# Required work
Extract each line of the records below that contains the word "lavender".

Data section Start Marker

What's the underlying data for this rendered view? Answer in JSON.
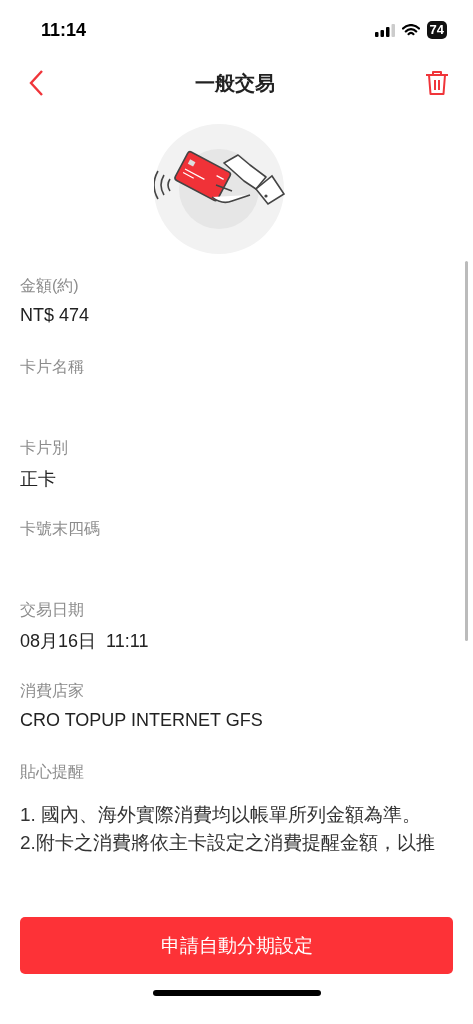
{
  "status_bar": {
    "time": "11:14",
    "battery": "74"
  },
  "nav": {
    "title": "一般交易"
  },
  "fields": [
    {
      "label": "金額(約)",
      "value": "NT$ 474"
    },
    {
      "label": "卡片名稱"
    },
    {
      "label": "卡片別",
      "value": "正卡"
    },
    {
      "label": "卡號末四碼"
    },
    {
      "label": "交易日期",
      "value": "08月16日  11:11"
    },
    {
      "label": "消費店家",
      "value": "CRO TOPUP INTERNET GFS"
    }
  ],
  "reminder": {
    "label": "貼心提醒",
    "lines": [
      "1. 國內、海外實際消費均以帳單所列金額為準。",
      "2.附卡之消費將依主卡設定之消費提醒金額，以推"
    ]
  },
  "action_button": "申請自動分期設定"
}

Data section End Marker
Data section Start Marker

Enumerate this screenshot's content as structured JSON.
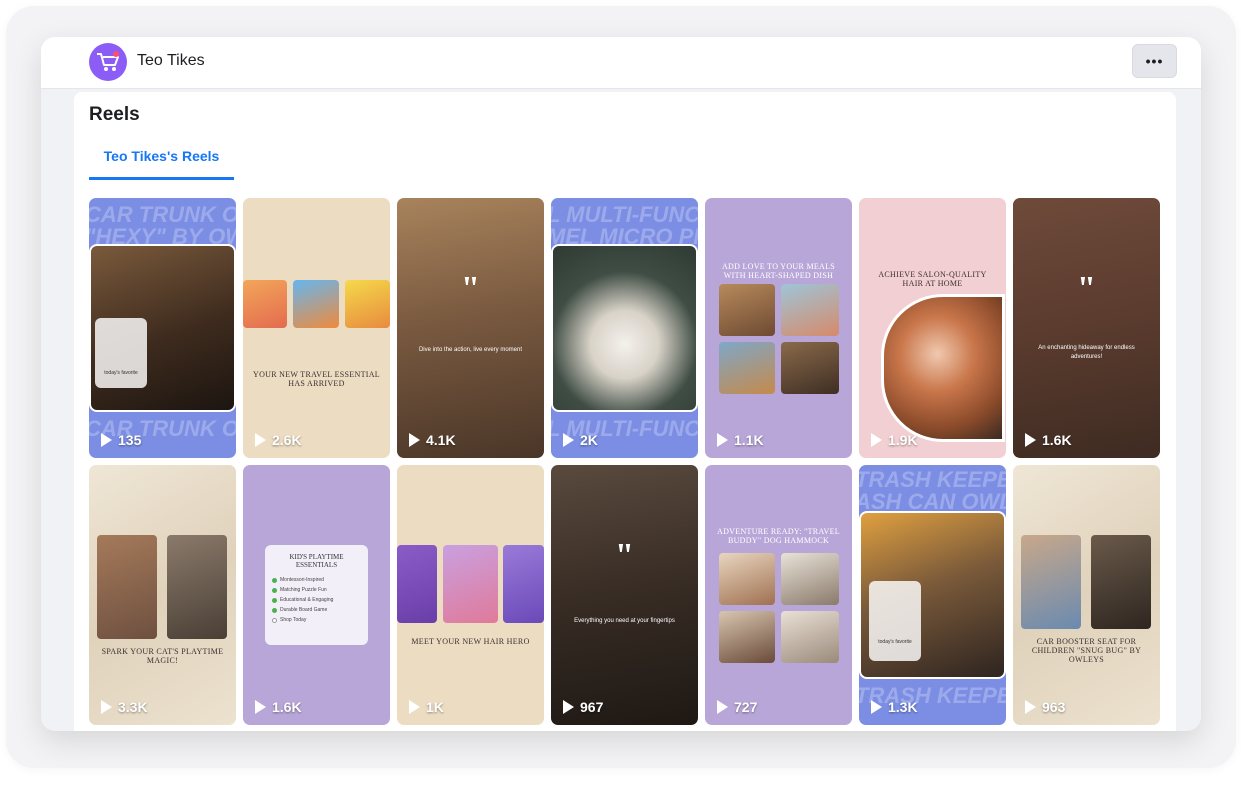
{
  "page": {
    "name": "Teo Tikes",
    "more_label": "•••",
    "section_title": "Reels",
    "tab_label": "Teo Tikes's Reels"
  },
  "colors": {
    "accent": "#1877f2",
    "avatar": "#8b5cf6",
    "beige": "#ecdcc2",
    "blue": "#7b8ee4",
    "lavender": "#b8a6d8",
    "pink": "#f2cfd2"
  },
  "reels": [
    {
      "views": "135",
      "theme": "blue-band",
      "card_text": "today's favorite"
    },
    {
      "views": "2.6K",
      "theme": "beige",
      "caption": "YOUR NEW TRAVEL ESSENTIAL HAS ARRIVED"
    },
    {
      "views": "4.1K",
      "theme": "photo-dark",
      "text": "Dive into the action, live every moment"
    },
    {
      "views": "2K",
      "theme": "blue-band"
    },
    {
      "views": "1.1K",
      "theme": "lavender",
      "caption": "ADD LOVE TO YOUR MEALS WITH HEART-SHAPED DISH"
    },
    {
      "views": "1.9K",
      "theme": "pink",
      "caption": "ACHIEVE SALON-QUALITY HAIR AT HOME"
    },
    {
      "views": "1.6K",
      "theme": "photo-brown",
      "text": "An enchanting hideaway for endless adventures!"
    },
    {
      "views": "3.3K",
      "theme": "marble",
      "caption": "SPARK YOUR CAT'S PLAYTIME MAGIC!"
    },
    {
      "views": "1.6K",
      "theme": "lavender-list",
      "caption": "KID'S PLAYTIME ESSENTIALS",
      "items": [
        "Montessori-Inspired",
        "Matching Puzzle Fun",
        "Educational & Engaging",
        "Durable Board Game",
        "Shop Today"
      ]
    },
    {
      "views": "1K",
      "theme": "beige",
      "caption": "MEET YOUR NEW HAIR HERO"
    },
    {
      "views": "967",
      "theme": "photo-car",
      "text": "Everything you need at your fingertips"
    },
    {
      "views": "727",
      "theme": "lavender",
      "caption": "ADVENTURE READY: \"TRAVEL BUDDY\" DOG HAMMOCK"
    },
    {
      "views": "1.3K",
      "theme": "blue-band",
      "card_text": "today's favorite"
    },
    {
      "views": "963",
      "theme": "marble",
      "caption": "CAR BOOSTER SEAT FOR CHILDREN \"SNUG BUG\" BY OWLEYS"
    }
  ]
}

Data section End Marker
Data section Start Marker

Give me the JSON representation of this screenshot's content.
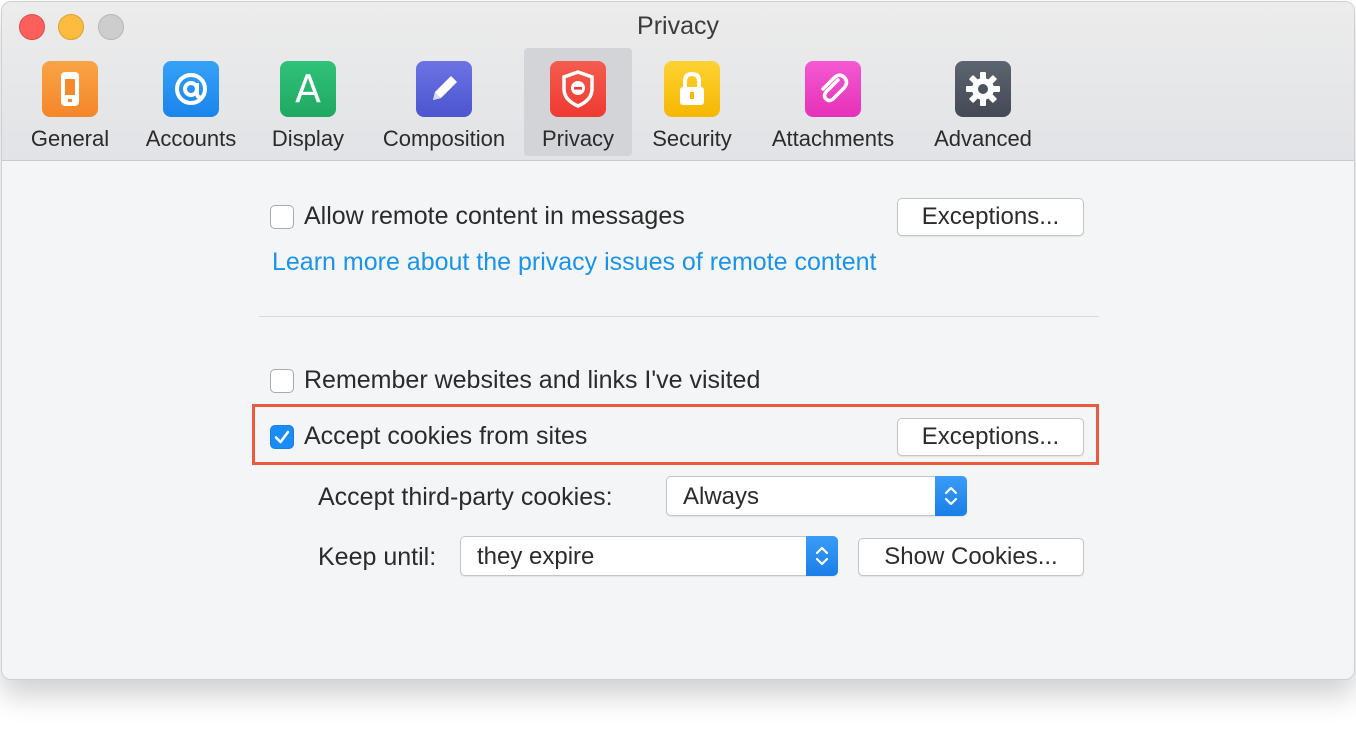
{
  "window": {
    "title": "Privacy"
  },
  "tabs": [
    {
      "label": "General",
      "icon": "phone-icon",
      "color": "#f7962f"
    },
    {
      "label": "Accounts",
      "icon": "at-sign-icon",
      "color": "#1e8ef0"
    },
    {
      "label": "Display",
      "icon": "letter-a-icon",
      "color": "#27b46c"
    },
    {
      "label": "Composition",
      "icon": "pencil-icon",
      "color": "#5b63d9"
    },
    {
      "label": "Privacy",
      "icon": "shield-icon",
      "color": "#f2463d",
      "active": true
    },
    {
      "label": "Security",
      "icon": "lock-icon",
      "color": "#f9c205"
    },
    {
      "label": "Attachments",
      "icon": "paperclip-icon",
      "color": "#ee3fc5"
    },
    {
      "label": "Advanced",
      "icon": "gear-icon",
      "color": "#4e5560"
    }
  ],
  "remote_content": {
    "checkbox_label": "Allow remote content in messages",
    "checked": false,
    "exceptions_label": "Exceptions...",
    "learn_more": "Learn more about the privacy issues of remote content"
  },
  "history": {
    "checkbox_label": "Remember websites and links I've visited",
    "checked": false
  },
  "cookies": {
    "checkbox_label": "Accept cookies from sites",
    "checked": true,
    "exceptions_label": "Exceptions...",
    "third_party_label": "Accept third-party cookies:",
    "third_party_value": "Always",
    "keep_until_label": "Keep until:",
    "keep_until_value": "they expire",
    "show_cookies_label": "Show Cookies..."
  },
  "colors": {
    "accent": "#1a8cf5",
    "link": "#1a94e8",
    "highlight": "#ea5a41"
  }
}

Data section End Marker

# Written solution
    "lavender": "#b8a6d8",
      "theme": "lavender",
      "theme": "lavender-list",
      "theme": "lavender",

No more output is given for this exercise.